**Given data:**
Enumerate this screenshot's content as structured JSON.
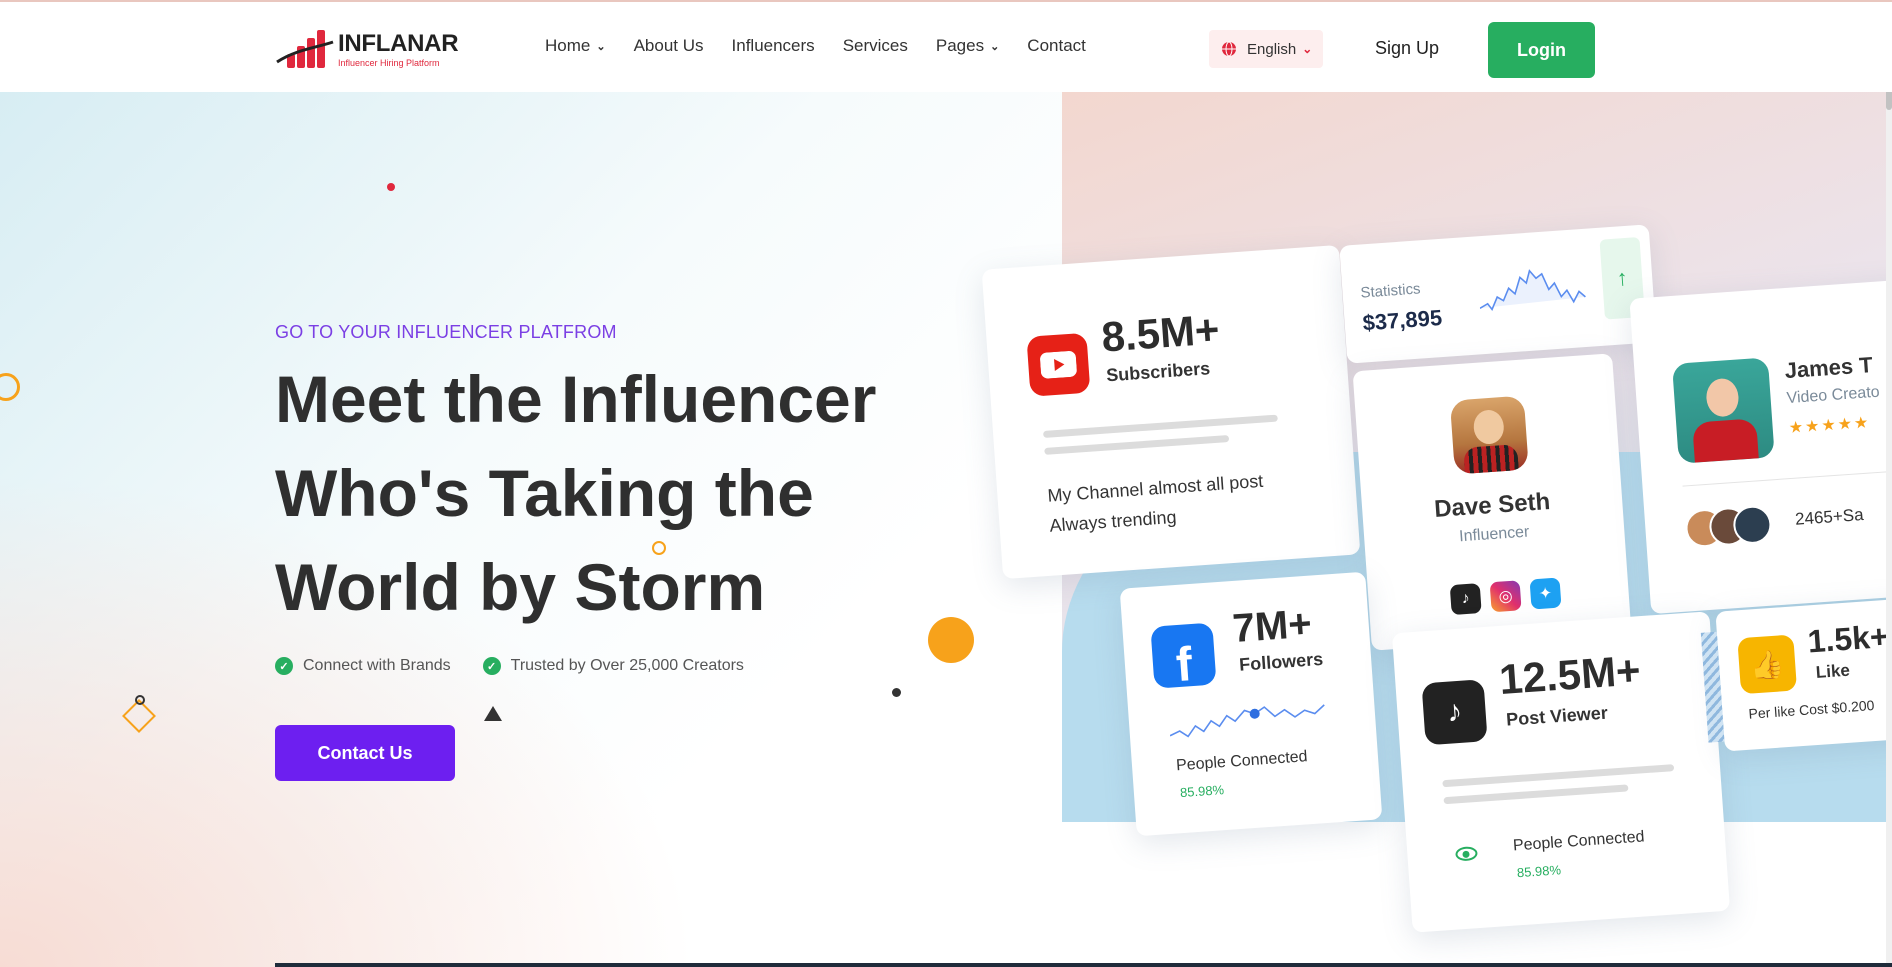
{
  "brand": {
    "name": "INFLANAR",
    "tagline": "Influencer Hiring Platform"
  },
  "nav": {
    "items": [
      {
        "label": "Home",
        "has_dropdown": true
      },
      {
        "label": "About Us",
        "has_dropdown": false
      },
      {
        "label": "Influencers",
        "has_dropdown": false
      },
      {
        "label": "Services",
        "has_dropdown": false
      },
      {
        "label": "Pages",
        "has_dropdown": true
      },
      {
        "label": "Contact",
        "has_dropdown": false
      }
    ],
    "language": "English",
    "signup_label": "Sign Up",
    "login_label": "Login"
  },
  "hero": {
    "kicker": "GO TO YOUR INFLUENCER PLATFROM",
    "headline": [
      "Meet the Influencer",
      "Who's Taking the",
      "World by Storm"
    ],
    "features": [
      "Connect with Brands",
      "Trusted by Over 25,000 Creators"
    ],
    "cta_label": "Contact Us"
  },
  "cards": {
    "youtube": {
      "value": "8.5M+",
      "label": "Subscribers",
      "text_line1": "My Channel almost all post",
      "text_line2": "Always trending"
    },
    "statistics": {
      "label": "Statistics",
      "value": "$37,895"
    },
    "profile": {
      "name": "Dave Seth",
      "role": "Influencer"
    },
    "featured": {
      "name": "James T",
      "role": "Video Creato",
      "rating": 5,
      "count": "2465+Sa"
    },
    "facebook": {
      "value": "7M+",
      "label": "Followers",
      "people_label": "People Connected",
      "percent": "85.98%"
    },
    "tiktok": {
      "value": "12.5M+",
      "label": "Post Viewer",
      "people_label": "People Connected",
      "percent": "85.98%"
    },
    "likes": {
      "value": "1.5k+",
      "label": "Like",
      "cost": "Per like Cost $0.200"
    }
  },
  "colors": {
    "accent_purple": "#6d1ff0",
    "login_green": "#27ae60",
    "brand_red": "#e0283d"
  }
}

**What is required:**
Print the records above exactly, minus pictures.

**Result:**
Enumerate this screenshot's content as structured JSON.
{
  "brand": {
    "name": "INFLANAR",
    "tagline": "Influencer Hiring Platform"
  },
  "nav": {
    "items": [
      {
        "label": "Home",
        "has_dropdown": true
      },
      {
        "label": "About Us",
        "has_dropdown": false
      },
      {
        "label": "Influencers",
        "has_dropdown": false
      },
      {
        "label": "Services",
        "has_dropdown": false
      },
      {
        "label": "Pages",
        "has_dropdown": true
      },
      {
        "label": "Contact",
        "has_dropdown": false
      }
    ],
    "language": "English",
    "signup_label": "Sign Up",
    "login_label": "Login"
  },
  "hero": {
    "kicker": "GO TO YOUR INFLUENCER PLATFROM",
    "headline": [
      "Meet the Influencer",
      "Who's Taking the",
      "World by Storm"
    ],
    "features": [
      "Connect with Brands",
      "Trusted by Over 25,000 Creators"
    ],
    "cta_label": "Contact Us"
  },
  "cards": {
    "youtube": {
      "value": "8.5M+",
      "label": "Subscribers",
      "text_line1": "My Channel almost all post",
      "text_line2": "Always trending"
    },
    "statistics": {
      "label": "Statistics",
      "value": "$37,895"
    },
    "profile": {
      "name": "Dave Seth",
      "role": "Influencer"
    },
    "featured": {
      "name": "James T",
      "role": "Video Creato",
      "rating": 5,
      "count": "2465+Sa"
    },
    "facebook": {
      "value": "7M+",
      "label": "Followers",
      "people_label": "People Connected",
      "percent": "85.98%"
    },
    "tiktok": {
      "value": "12.5M+",
      "label": "Post Viewer",
      "people_label": "People Connected",
      "percent": "85.98%"
    },
    "likes": {
      "value": "1.5k+",
      "label": "Like",
      "cost": "Per like Cost $0.200"
    }
  },
  "colors": {
    "accent_purple": "#6d1ff0",
    "login_green": "#27ae60",
    "brand_red": "#e0283d"
  }
}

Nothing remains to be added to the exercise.